A Multinational Force of Central Africa (FOMAC) patrol in Bangui. July 20, 2013.
AFP Photo / Xavier Bourgois

A Seleka fighter poses with his weapon on July 25, 2013.
AFP Photo / Xavier Bourgois

Trying to look on the lighter side...

The sad story of abuses, waves of pillaging and murders would be incomplete without a mention of the dozens of sometimes hilarious anecdotes that this country has produced as well.

Like the one about the Seleka, having entered Bangui, mistakenly assaulting the so-called Chinese Hospital at the edge of the city centre because they thought it was the presidential palace.
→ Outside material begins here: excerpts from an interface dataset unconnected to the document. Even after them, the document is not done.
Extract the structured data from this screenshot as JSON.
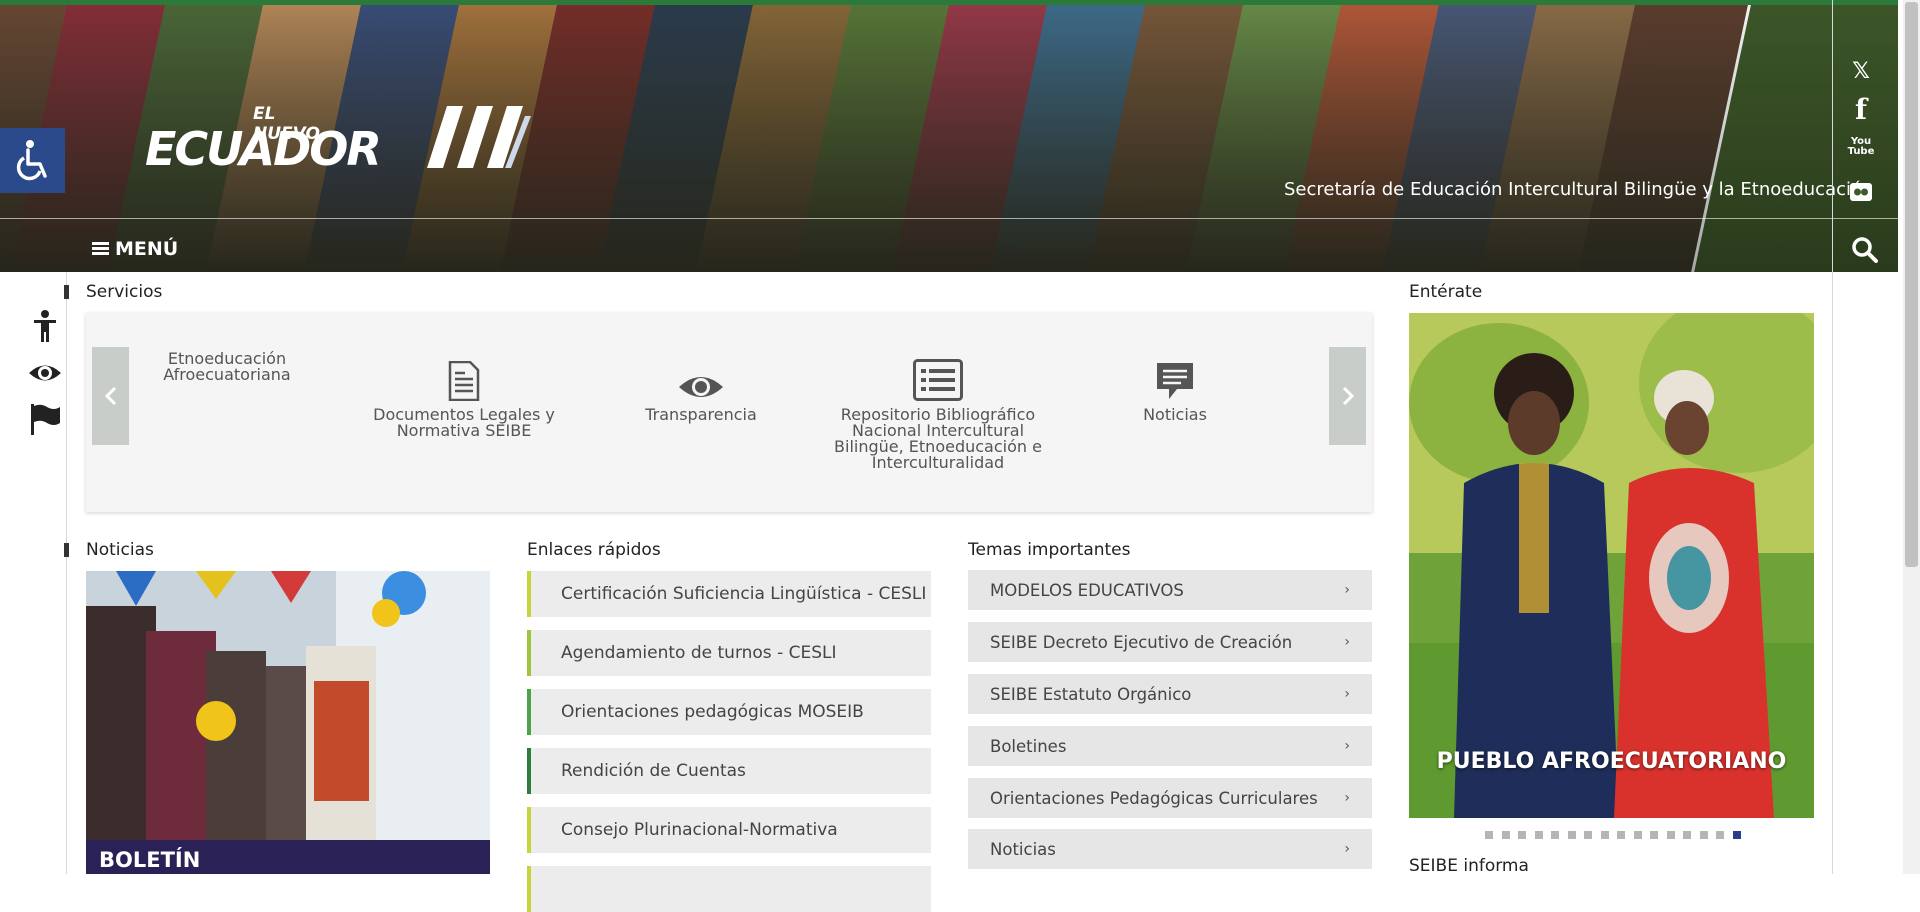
{
  "header": {
    "logo": {
      "small_text": "EL NUEVO",
      "main_text": "ECUADOR"
    },
    "tagline": "Secretaría de Educación Intercultural Bilingüe y la Etnoeducación",
    "menu_label": "MENÚ",
    "social": [
      {
        "name": "x-icon",
        "glyph": "𝕏"
      },
      {
        "name": "facebook-icon",
        "glyph": "f"
      },
      {
        "name": "youtube-icon",
        "glyph": "You Tube"
      },
      {
        "name": "flickr-icon",
        "glyph": "●●"
      }
    ],
    "colors": {
      "top_bar": "#2b7a3a",
      "accessibility_button": "#2b4a8b"
    }
  },
  "left_tools": [
    {
      "name": "accessibility-person-icon"
    },
    {
      "name": "eye-icon"
    },
    {
      "name": "flag-icon"
    }
  ],
  "services": {
    "title": "Servicios",
    "items": [
      {
        "label": "Etnoeducación Afroecuatoriana",
        "icon": "none"
      },
      {
        "label": "Documentos Legales y Normativa SEIBE",
        "icon": "document-icon"
      },
      {
        "label": "Transparencia",
        "icon": "eye-icon"
      },
      {
        "label": "Repositorio Bibliográfico Nacional Intercultural Bilingüe, Etnoeducación e Interculturalidad",
        "icon": "list-icon"
      },
      {
        "label": "Noticias",
        "icon": "chat-icon"
      }
    ]
  },
  "news": {
    "title": "Noticias",
    "banner_label": "BOLETÍN"
  },
  "quick_links": {
    "title": "Enlaces rápidos",
    "items": [
      "Certificación Suficiencia Lingüística - CESLI",
      "Agendamiento de turnos - CESLI",
      "Orientaciones pedagógicas MOSEIB",
      "Rendición de Cuentas",
      "Consejo Plurinacional-Normativa"
    ],
    "accent_colors": [
      "#c7d33b",
      "#9fc43d",
      "#4ea24a",
      "#2e7d3a",
      "#c7d33b"
    ]
  },
  "topics": {
    "title": "Temas importantes",
    "items": [
      "MODELOS EDUCATIVOS",
      "SEIBE Decreto Ejecutivo de Creación",
      "SEIBE Estatuto Orgánico",
      "Boletines",
      "Orientaciones Pedagógicas Curriculares",
      "Noticias"
    ]
  },
  "enterate": {
    "title": "Entérate",
    "caption": "PUEBLO AFROECUATORIANO",
    "dots_total": 16,
    "active_dot": 16
  },
  "seibe_informa": {
    "title": "SEIBE informa"
  }
}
Or the one about the roving telephone card sellers who didn’t know what to do when the fighters threateningly demanded a recharge for their mobile phones. Except what the warriors brandished weren’t mobile phones at all. They were air conditioner remote controls. This story has been told all over Bangui, and perhaps it’s not even true. But what is true is that the inhabitants, despite their painful daily lives, enjoy a good laugh at the expense of the city’s new masters, in a country where the contrast between the capital and the rest of the country is stark.

And so there’s light relief in incidents like the one about Seleka fighters stealing a bunch of NGO vehicles only to drive them into the ditch, because they forgot to learn how to drive before their pillaging rampage. But when you hear that one of them, his stolen vehicle out of control, drove into and killed a family, the smiles freeze.
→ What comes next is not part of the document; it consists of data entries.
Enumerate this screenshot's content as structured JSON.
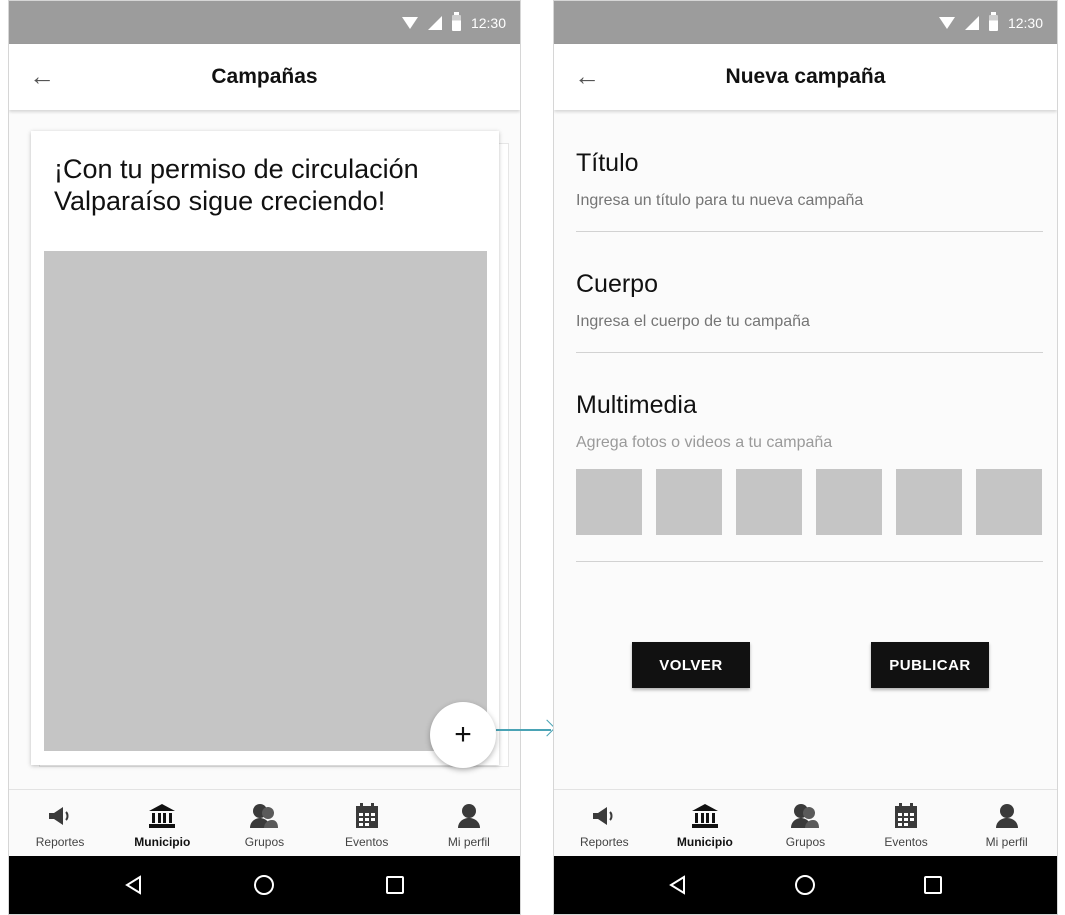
{
  "status_bar": {
    "time": "12:30"
  },
  "left_screen": {
    "title": "Campañas",
    "card": {
      "title": "¡Con tu permiso de circulación Valparaíso sigue creciendo!"
    },
    "fab_label": "+"
  },
  "right_screen": {
    "title": "Nueva campaña",
    "fields": {
      "titulo": {
        "label": "Título",
        "placeholder": "Ingresa un título para tu nueva campaña"
      },
      "cuerpo": {
        "label": "Cuerpo",
        "placeholder": "Ingresa el cuerpo de tu campaña"
      },
      "multimedia": {
        "label": "Multimedia",
        "hint": "Agrega fotos o videos a tu campaña",
        "thumbnail_count": 6
      }
    },
    "buttons": {
      "back": "VOLVER",
      "publish": "PUBLICAR"
    }
  },
  "bottom_nav": {
    "active": "Municipio",
    "items": [
      {
        "label": "Reportes",
        "icon": "megaphone-icon"
      },
      {
        "label": "Municipio",
        "icon": "city-hall-icon"
      },
      {
        "label": "Grupos",
        "icon": "group-icon"
      },
      {
        "label": "Eventos",
        "icon": "calendar-icon"
      },
      {
        "label": "Mi perfil",
        "icon": "profile-icon"
      }
    ]
  },
  "colors": {
    "accent": "#4aa3b5",
    "status_bar": "#9c9c9c",
    "placeholder": "#c5c5c5"
  }
}
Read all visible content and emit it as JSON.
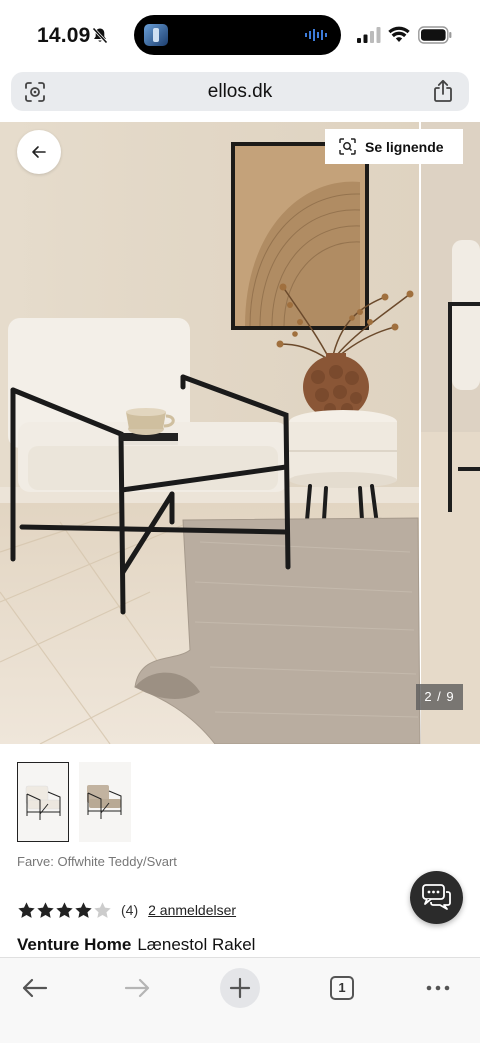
{
  "status_bar": {
    "time": "14.09",
    "icons": [
      "bell-muted-icon",
      "signal-icon",
      "wifi-icon",
      "battery-icon"
    ]
  },
  "browser": {
    "url": "ellos.dk",
    "icons": [
      "page-tools-icon",
      "share-icon"
    ]
  },
  "gallery": {
    "similar_label": "Se lignende",
    "counter": "2 / 9",
    "back_icon": "arrow-left-icon",
    "similar_icon": "visual-search-icon"
  },
  "product": {
    "color_label": "Farve: Offwhite Teddy/Svart",
    "rating_value": 4,
    "rating_max": 5,
    "rating_count": "(4)",
    "reviews_link": "2 anmeldelser",
    "brand": "Venture Home",
    "name": "Lænestol Rakel"
  },
  "chat": {
    "icon": "chat-icon"
  },
  "toolbar": {
    "tab_count": "1",
    "icons": [
      "back-arrow-icon",
      "forward-arrow-icon",
      "plus-icon",
      "tabs-icon",
      "more-icon"
    ]
  },
  "colors": {
    "star_filled": "#222222",
    "star_empty": "#cccccc",
    "chat_bg": "#2b2b2b",
    "url_bar_bg": "#e9ebee"
  }
}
Some of the best laughs are prompted by the noms-de-guerre of some officers, like one hearty officer they call “Colonel Superman”. Or General Bin Laden, who even had a stamp made with that pretty name.

And how to suppress a grin when you get stopped on a dirt road by a Captain Jack Bauer who, as one of his comrades whispers in my ear, “never laughs at all”.

And here’s one more: A special forces mate of mine told me a story, from another war in another African country, about an officer at a checkpoint called ‘The Chief’ and whose distinctive feature was a rubber glove he always wore on his head.

A Multinational Force of Central Africa (FOMAC) patrol in Bangui. July 20, 2013.
AFP Photo / Xavier Bourgois

I met the super-colonel some time later. A cool guy, very motivated to do his job right. Except we couldn’t go off into the city that day to eradicate crime. He didn’t have a weapon, or a car.

It’s tempting to tell these offbeat stories just for a laugh and to put things in perspective. But sadly, once the laughter has died down, reality returns with a vengeance. Whether they wear a rubber glove as headgear, or call themselves Bin Laden, Jack Bauer or forget whether they’re a corporal or a general, they’re fighters who still have their work cut out for them in this dangerous and troubled country.

A Seleka fighter. Bangui, July 25, 2013.
AFP Photo / Xavier Bourgois